INPUT:
[Start of section]

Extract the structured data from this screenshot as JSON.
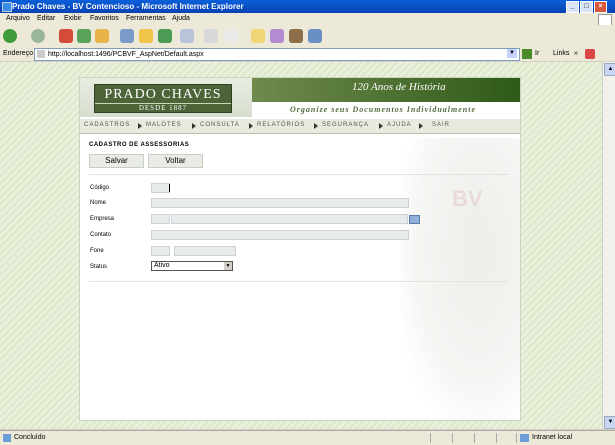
{
  "window": {
    "title": "Prado Chaves - BV Contencioso - Microsoft Internet Explorer",
    "minimize_label": "_",
    "maximize_label": "□",
    "close_label": "×"
  },
  "menubar": {
    "items": [
      "Arquivo",
      "Editar",
      "Exibir",
      "Favoritos",
      "Ferramentas",
      "Ajuda"
    ]
  },
  "addressbar": {
    "label": "Endereço",
    "url": "http://localhost:1496/PCBVF_AspNet/Default.aspx",
    "dropdown_glyph": "▼",
    "go_label": "Ir",
    "links_label": "Links",
    "chevron": "»"
  },
  "header": {
    "logo_name": "PRADO CHAVES",
    "logo_since": "DESDE 1887",
    "banner_title": "120 Anos de História",
    "banner_subtitle": "Organize seus Documentos Individualmente"
  },
  "nav": {
    "items": [
      "CADASTROS",
      "MALOTES",
      "CONSULTA",
      "RELATÓRIOS",
      "SEGURANÇA",
      "AJUDA",
      "SAIR"
    ]
  },
  "form": {
    "section_title": "CADASTRO DE ASSESSORIAS",
    "save_label": "Salvar",
    "back_label": "Voltar",
    "labels": {
      "codigo": "Código",
      "nome": "Nome",
      "empresa": "Empresa",
      "contato": "Contato",
      "fone": "Fone",
      "status": "Status"
    },
    "status_value": "Ativo",
    "status_arrow": "▼"
  },
  "watermark": {
    "text": "BV"
  },
  "statusbar": {
    "message": "Concluído",
    "zone": "Intranet local"
  },
  "scroll": {
    "up": "▲",
    "down": "▼"
  }
}
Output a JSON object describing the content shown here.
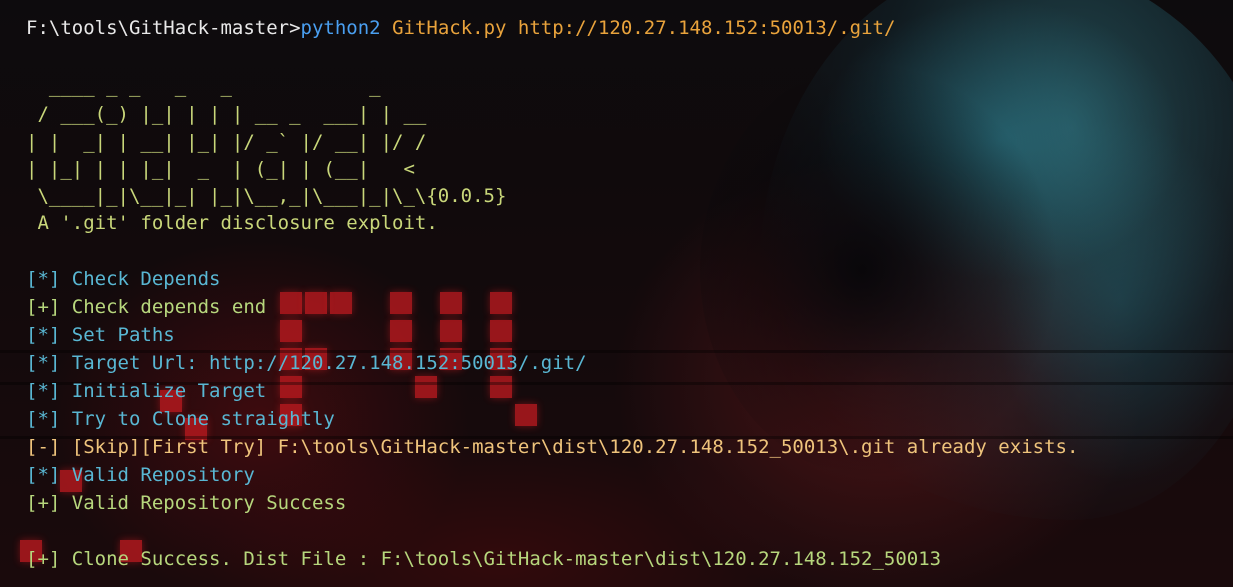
{
  "prompt": {
    "path": "F:\\tools\\GitHack-master>",
    "interpreter": "python2",
    "script": "GitHack.py",
    "url": "http://120.27.148.152:50013/.git/"
  },
  "banner": [
    "  ____ _ _   _   _            _",
    " / ___(_) |_| | | | __ _  ___| | __",
    "| |  _| | __| |_| |/ _` |/ __| |/ /",
    "| |_| | | |_|  _  | (_| | (__|   <",
    " \\____|_|\\__|_| |_|\\__,_|\\___|_|\\_\\{0.0.5}",
    " A '.git' folder disclosure exploit."
  ],
  "log": [
    {
      "text": "[*] Check Depends",
      "style": "cyan"
    },
    {
      "text": "[+] Check depends end",
      "style": "green"
    },
    {
      "text": "[*] Set Paths",
      "style": "cyan"
    },
    {
      "text": "[*] Target Url: http://120.27.148.152:50013/.git/",
      "style": "cyan"
    },
    {
      "text": "[*] Initialize Target",
      "style": "cyan"
    },
    {
      "text": "[*] Try to Clone straightly",
      "style": "cyan"
    },
    {
      "text": "[-] [Skip][First Try] F:\\tools\\GitHack-master\\dist\\120.27.148.152_50013\\.git already exists.",
      "style": "orange"
    },
    {
      "text": "[*] Valid Repository",
      "style": "cyan"
    },
    {
      "text": "[+] Valid Repository Success",
      "style": "green"
    },
    {
      "text": "[+] Clone Success. Dist File : F:\\tools\\GitHack-master\\dist\\120.27.148.152_50013",
      "style": "green"
    }
  ],
  "colors": {
    "prompt": "#e8e8e8",
    "command": "#4a9ff0",
    "argument": "#e9a33c",
    "banner": "#c9d77a",
    "info": "#59b7d3",
    "success": "#b7d77d",
    "warning": "#efc47c"
  }
}
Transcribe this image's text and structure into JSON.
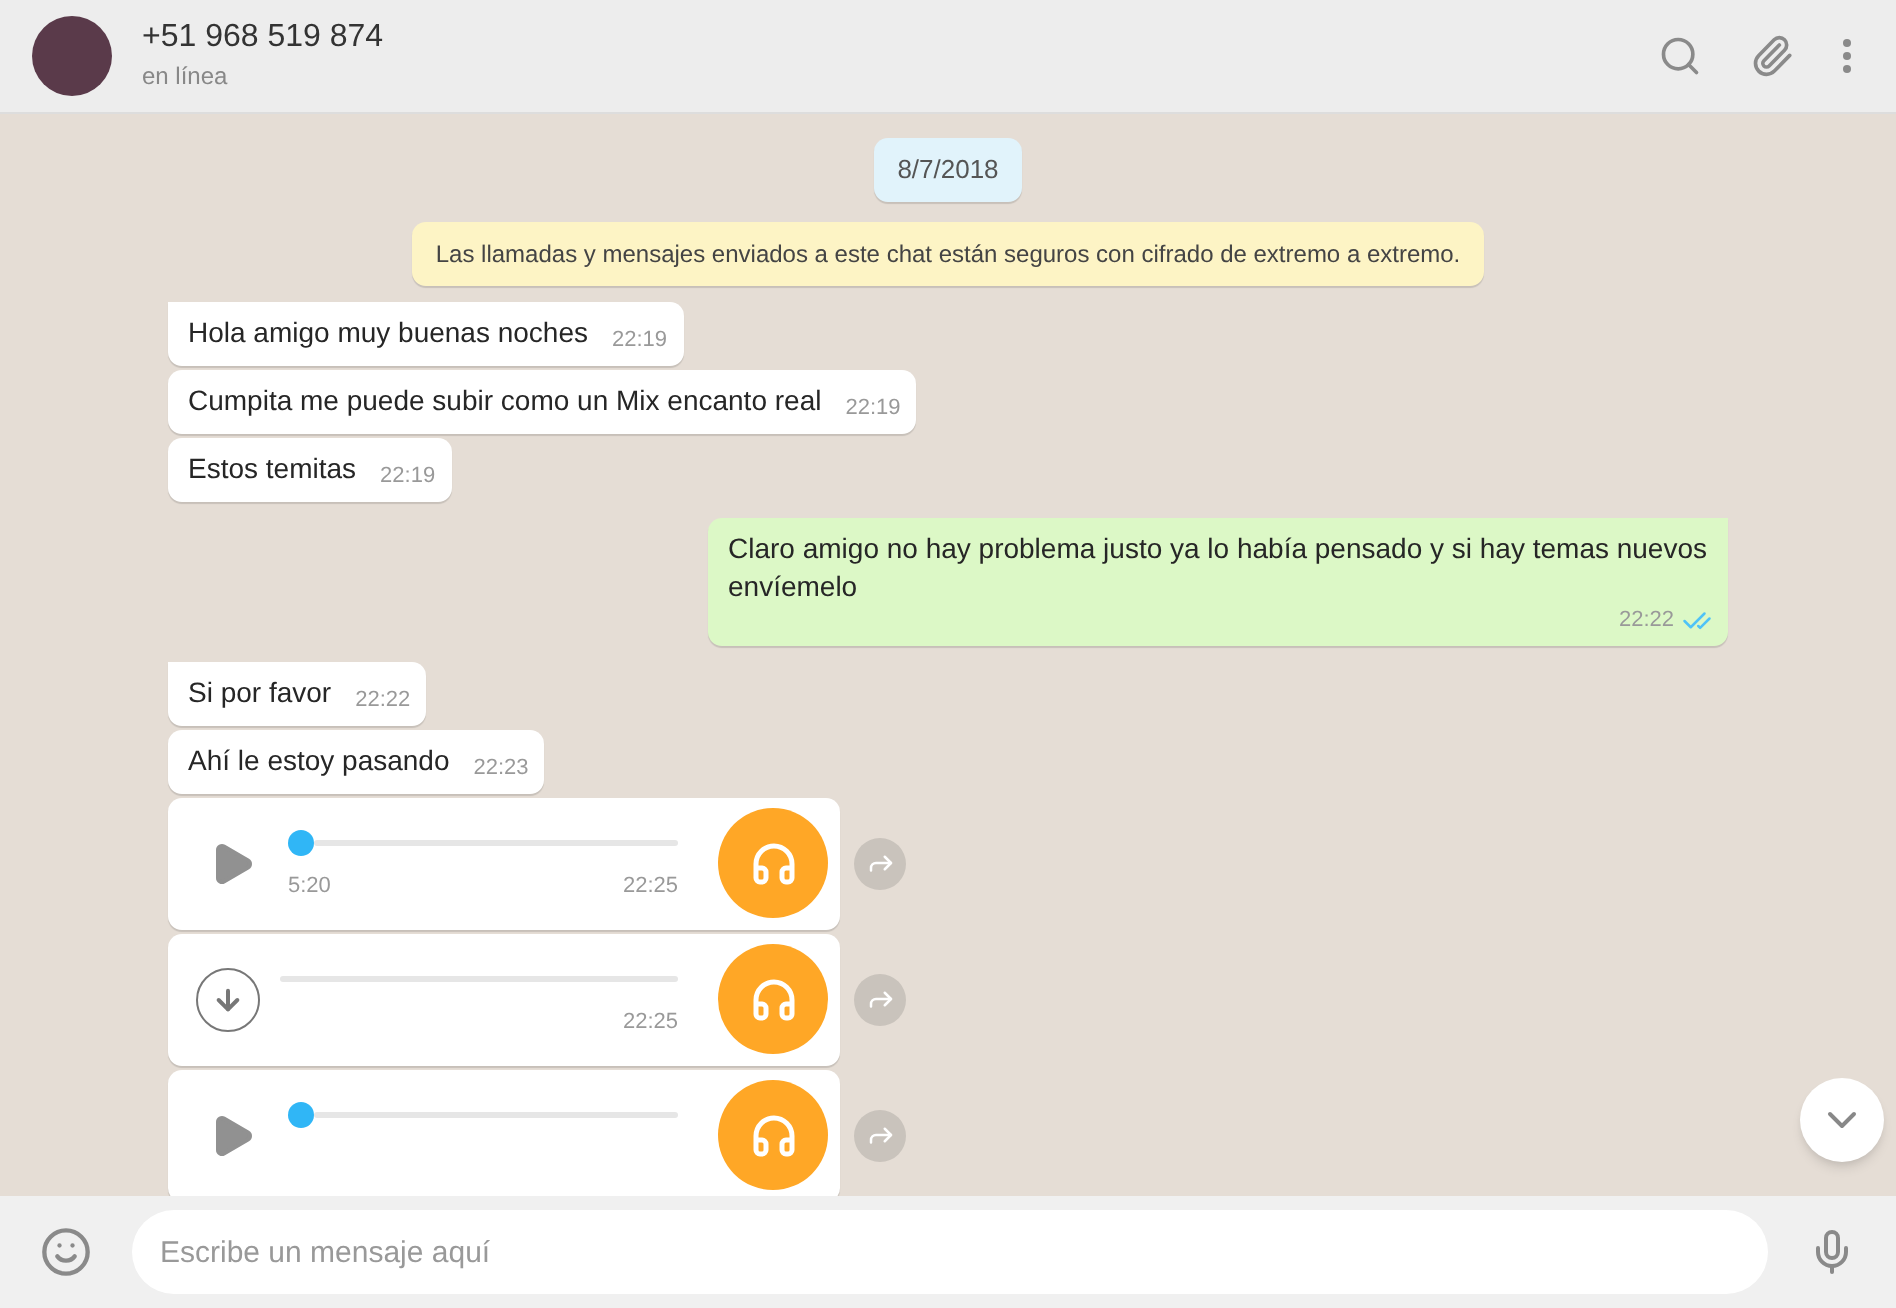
{
  "header": {
    "name": "+51 968 519 874",
    "status": "en línea"
  },
  "messages": [
    {
      "kind": "date",
      "text": "8/7/2018"
    },
    {
      "kind": "system",
      "text": "Las llamadas y mensajes enviados a este chat están seguros con cifrado de extremo a extremo."
    },
    {
      "kind": "text",
      "outgoing": false,
      "text": "Hola amigo muy buenas noches",
      "time": "22:19",
      "tail": true
    },
    {
      "kind": "text",
      "outgoing": false,
      "text": "Cumpita me puede subir como un Mix encanto real",
      "time": "22:19",
      "tail": false
    },
    {
      "kind": "text",
      "outgoing": false,
      "text": "Estos temitas",
      "time": "22:19",
      "tail": false
    },
    {
      "kind": "text",
      "outgoing": true,
      "text": "Claro amigo no hay problema justo ya lo había pensado y si hay temas nuevos envíemelo",
      "time": "22:22",
      "tail": true,
      "read": true
    },
    {
      "kind": "text",
      "outgoing": false,
      "text": "Si por favor",
      "time": "22:22",
      "tail": true
    },
    {
      "kind": "text",
      "outgoing": false,
      "text": "Ahí le estoy pasando",
      "time": "22:23",
      "tail": false
    },
    {
      "kind": "audio",
      "downloaded": true,
      "level": 0,
      "duration": "5:20",
      "time": "22:25"
    },
    {
      "kind": "audio",
      "downloaded": false,
      "time": "22:25"
    },
    {
      "kind": "audio",
      "downloaded": true,
      "level": 0
    }
  ],
  "composer": {
    "placeholder": "Escribe un mensaje aquí"
  }
}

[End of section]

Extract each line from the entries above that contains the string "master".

REPLY:
    "path": "F:\\tools\\GitHack-master>",
      "text": "[-] [Skip][First Try] F:\\tools\\GitHack-master\\dist\\120.27.148.152_50013\\.git already exists.",
      "text": "[+] Clone Success. Dist File : F:\\tools\\GitHack-master\\dist\\120.27.148.152_50013",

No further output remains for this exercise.